Portsmith and Leviathan
Following the spring opening of Apogee, the Dana Hotel’s sexy rooftop lounge with mad-scientist cocktails, we were keen to see what Fifty/50 Group had in store for the two of the hotel’s remaining empty spaces. Things get nautical at the sleek, ground-floor restaurant (Portsmith), as well as in the moodier mezzanine cocktail bar (Leviathan). Expect familiar dishes with playful, oceanic bents on Portsmith chef/partner Nate Henssler’s all-day menu, as in fried fish and waffles with Dark Matter coffee maple syrup, and cacio e pepe with uni butter and caviar. Upstairs at Leviathan, Apogee barman Ben Schiller created a dozen-ish drinks inspired by mythical creatures from the ocean’s murky depths. We’re digging the Kraken, with three kinds of rum, grapefruit and lime juices and warm spices, garnished with a squid ink tuile.
Great Central Brewing Company
Near West Side

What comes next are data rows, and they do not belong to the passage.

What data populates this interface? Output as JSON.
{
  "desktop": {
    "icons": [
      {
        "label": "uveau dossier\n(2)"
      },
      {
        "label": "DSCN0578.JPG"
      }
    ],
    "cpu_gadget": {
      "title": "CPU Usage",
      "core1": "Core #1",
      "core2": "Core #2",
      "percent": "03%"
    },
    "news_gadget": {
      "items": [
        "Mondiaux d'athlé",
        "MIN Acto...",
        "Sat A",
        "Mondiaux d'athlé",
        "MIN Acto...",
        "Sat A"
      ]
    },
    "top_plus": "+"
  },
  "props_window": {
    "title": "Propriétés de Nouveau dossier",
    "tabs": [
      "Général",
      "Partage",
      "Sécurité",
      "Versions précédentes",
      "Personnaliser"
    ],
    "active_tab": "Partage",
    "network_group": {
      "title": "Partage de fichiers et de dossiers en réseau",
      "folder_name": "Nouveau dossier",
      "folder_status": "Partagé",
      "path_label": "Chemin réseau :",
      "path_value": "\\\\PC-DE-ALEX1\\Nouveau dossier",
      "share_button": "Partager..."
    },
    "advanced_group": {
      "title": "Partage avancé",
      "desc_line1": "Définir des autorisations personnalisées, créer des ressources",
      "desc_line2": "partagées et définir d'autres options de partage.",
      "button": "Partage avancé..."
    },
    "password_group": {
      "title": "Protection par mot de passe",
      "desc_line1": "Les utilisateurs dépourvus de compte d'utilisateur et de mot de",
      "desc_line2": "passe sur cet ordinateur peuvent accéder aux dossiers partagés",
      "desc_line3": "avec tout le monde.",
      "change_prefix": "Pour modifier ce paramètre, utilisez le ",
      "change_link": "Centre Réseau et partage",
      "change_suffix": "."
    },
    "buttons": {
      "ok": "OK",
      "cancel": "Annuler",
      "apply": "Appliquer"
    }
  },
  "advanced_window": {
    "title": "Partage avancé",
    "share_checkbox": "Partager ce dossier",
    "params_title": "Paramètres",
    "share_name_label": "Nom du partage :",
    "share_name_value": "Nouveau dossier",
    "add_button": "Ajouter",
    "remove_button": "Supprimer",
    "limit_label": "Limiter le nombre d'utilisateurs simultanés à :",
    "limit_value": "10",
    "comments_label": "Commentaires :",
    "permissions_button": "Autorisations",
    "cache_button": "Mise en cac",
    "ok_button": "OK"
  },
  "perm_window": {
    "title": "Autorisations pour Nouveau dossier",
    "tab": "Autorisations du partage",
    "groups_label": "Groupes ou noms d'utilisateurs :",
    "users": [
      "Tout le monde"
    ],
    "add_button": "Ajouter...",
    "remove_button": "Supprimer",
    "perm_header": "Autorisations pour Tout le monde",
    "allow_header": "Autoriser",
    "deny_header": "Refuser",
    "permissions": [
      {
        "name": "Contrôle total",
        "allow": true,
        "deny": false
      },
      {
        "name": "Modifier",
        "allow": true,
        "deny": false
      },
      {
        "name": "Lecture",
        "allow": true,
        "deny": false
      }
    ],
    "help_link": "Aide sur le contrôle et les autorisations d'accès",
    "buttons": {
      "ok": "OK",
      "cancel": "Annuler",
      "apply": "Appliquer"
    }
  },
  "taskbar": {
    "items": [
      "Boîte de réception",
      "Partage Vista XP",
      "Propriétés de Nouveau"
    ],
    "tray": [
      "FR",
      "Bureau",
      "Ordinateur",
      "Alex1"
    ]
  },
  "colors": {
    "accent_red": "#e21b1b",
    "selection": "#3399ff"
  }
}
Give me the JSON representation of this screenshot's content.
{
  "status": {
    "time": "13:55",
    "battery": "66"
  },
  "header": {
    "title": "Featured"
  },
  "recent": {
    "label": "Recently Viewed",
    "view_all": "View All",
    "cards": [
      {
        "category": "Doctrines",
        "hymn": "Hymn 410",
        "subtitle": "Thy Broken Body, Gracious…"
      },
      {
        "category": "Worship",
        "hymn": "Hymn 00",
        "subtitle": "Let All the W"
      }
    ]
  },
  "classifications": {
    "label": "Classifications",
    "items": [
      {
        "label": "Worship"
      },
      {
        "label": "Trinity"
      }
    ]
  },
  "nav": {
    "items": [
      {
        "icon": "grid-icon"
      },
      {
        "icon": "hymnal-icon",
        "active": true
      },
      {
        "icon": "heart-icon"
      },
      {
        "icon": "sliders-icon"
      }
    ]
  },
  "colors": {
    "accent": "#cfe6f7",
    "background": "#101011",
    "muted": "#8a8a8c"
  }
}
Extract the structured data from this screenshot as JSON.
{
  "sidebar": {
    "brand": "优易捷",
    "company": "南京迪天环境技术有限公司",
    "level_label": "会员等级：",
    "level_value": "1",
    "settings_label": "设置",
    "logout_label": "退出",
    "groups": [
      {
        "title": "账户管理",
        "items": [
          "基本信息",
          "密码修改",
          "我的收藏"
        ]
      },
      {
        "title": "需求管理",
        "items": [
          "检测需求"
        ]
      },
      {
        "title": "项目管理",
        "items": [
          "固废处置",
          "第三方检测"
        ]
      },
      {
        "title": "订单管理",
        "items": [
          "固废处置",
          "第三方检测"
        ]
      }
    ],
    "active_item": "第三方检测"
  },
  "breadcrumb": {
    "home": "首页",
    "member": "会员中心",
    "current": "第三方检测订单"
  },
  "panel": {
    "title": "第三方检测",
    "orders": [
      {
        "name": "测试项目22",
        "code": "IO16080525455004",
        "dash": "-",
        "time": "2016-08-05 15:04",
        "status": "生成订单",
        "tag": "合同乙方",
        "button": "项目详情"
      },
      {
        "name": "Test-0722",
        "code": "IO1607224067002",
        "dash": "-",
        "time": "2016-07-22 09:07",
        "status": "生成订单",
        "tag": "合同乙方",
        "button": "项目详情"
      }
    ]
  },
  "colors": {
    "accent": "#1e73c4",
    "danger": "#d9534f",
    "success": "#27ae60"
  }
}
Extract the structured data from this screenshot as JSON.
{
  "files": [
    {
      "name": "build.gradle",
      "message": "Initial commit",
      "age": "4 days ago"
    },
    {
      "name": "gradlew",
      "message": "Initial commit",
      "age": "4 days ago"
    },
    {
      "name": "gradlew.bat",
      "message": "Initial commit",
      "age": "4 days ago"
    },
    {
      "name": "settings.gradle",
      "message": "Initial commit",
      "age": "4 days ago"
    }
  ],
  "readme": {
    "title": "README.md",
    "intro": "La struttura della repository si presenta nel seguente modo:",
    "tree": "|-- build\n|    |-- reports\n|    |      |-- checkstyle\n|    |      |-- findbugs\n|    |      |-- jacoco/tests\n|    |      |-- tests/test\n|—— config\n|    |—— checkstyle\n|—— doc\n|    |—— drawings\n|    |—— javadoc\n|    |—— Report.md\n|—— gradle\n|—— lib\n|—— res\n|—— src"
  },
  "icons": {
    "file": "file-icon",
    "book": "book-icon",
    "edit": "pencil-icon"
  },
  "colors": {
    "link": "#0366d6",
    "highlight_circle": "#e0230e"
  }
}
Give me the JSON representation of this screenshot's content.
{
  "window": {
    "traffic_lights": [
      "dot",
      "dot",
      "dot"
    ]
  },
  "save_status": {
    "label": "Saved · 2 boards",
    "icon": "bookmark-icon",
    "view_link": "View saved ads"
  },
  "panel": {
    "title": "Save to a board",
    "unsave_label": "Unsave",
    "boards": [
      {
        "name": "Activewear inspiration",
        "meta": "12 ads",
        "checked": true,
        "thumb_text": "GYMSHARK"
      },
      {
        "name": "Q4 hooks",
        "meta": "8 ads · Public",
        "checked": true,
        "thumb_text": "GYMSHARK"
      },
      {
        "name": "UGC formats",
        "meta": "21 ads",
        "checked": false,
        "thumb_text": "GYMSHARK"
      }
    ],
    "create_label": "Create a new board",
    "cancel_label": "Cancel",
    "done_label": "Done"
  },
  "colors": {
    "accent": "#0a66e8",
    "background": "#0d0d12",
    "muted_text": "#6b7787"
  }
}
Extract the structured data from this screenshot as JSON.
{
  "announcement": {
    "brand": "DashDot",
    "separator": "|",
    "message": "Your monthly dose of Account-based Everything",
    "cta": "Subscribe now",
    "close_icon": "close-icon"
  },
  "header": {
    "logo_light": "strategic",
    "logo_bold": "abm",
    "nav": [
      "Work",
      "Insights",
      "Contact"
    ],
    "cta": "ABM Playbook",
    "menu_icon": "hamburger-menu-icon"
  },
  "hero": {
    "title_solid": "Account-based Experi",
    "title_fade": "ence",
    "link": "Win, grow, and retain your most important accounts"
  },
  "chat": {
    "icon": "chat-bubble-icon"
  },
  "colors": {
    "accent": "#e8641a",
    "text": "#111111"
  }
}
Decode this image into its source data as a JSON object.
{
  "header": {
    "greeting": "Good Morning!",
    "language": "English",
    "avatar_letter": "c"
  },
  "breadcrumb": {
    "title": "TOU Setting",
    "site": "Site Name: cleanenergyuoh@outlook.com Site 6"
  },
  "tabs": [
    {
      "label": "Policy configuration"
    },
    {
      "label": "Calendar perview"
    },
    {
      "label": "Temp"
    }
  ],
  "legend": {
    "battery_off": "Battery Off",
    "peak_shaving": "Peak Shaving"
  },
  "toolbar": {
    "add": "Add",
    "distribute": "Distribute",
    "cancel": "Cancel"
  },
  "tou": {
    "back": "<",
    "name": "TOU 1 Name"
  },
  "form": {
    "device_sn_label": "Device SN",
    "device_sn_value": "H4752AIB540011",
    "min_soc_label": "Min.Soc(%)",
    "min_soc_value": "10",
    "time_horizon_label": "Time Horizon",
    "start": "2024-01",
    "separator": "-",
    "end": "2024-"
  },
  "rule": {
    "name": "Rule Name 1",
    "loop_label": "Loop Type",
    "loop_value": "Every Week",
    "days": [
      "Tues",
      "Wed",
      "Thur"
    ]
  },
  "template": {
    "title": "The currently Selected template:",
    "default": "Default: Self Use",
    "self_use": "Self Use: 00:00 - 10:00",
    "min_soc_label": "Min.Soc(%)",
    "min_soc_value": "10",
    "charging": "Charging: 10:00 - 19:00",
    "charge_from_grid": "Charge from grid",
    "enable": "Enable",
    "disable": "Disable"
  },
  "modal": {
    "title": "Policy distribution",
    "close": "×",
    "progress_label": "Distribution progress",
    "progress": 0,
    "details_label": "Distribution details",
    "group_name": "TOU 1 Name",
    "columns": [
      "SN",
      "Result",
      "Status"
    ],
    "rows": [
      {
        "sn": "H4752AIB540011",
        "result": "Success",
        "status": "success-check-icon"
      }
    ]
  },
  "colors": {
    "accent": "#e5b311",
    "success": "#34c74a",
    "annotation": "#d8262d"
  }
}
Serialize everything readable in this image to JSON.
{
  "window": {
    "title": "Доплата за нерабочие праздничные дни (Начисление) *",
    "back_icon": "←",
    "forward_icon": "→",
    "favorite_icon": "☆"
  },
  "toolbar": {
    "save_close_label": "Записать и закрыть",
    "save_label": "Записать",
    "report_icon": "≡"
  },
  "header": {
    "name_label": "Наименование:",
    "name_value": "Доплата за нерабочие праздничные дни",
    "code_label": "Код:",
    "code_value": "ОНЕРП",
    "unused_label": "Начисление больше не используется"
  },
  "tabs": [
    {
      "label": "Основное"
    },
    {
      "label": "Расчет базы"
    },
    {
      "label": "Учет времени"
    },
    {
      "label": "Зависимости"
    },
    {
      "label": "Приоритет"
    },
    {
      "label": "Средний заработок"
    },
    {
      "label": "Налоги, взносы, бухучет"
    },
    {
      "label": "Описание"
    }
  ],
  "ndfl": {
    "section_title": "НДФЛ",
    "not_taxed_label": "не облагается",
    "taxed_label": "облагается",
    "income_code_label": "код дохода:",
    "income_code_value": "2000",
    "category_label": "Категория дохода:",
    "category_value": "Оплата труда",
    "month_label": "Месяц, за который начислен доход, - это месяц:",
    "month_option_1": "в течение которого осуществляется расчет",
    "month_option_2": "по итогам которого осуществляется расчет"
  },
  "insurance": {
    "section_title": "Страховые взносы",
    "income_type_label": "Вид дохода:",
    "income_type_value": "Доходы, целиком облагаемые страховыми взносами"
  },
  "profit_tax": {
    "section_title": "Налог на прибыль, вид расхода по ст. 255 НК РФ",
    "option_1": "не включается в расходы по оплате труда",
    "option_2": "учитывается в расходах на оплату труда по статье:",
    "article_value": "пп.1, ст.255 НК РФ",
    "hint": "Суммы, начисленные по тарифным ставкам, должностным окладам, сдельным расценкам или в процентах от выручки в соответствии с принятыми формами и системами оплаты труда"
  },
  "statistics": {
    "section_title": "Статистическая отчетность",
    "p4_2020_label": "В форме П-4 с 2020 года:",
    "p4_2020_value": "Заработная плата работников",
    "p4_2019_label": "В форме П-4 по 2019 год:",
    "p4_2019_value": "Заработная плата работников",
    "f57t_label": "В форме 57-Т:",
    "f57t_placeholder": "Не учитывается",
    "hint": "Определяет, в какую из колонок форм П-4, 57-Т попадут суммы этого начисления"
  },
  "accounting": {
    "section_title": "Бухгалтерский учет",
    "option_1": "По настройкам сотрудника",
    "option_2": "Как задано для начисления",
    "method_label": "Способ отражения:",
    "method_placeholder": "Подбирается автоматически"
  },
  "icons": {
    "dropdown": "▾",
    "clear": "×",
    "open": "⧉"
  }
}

Like the one-stop brewery tour of our dreams, craft-dedicated contract brewer Great Central Brewing Co. is now pouring onsite-made craft beers from the region’s finest and beyond. Inside this 200-seat, wood and subway tile tasting room, 24 taps gush with fresh-as-hell brews from Begyle, Maplewood, Kinslahger and Three Floyds offshoot WarPigs, plus four of Great Central’s own German-style offerings (summer’s dog days have us craving crisp helles lager). Word to the wise: there’s no flights or tasters here; only pints and half-pints. So if you wanna sample a lot, don’t drive. And save for the occasional food truck, there’s no food here, either.
As you begin the rounds soaking up every last drop of Chicago summer, might we suggest brunching at Shore Club, North Avenue Beach’s new restaurant/bar/breezy hangout in one? The deliciously country clubby brunch menu launching after Labor Day weekend will impress parentals and significant others alike. Think crispy lobster taquitos with tropical slaw and grilled stone fruit salad with salty almonds herbed goat cheese. Whether eaten in the minimalist, glass-walled Restaurant, on the more casual, first-come first-served Patio or in a rezzies-only Oasis cabana, unobstructed lakefront views are the main draw here. So get ‘em while you can — till the end of October to be exact.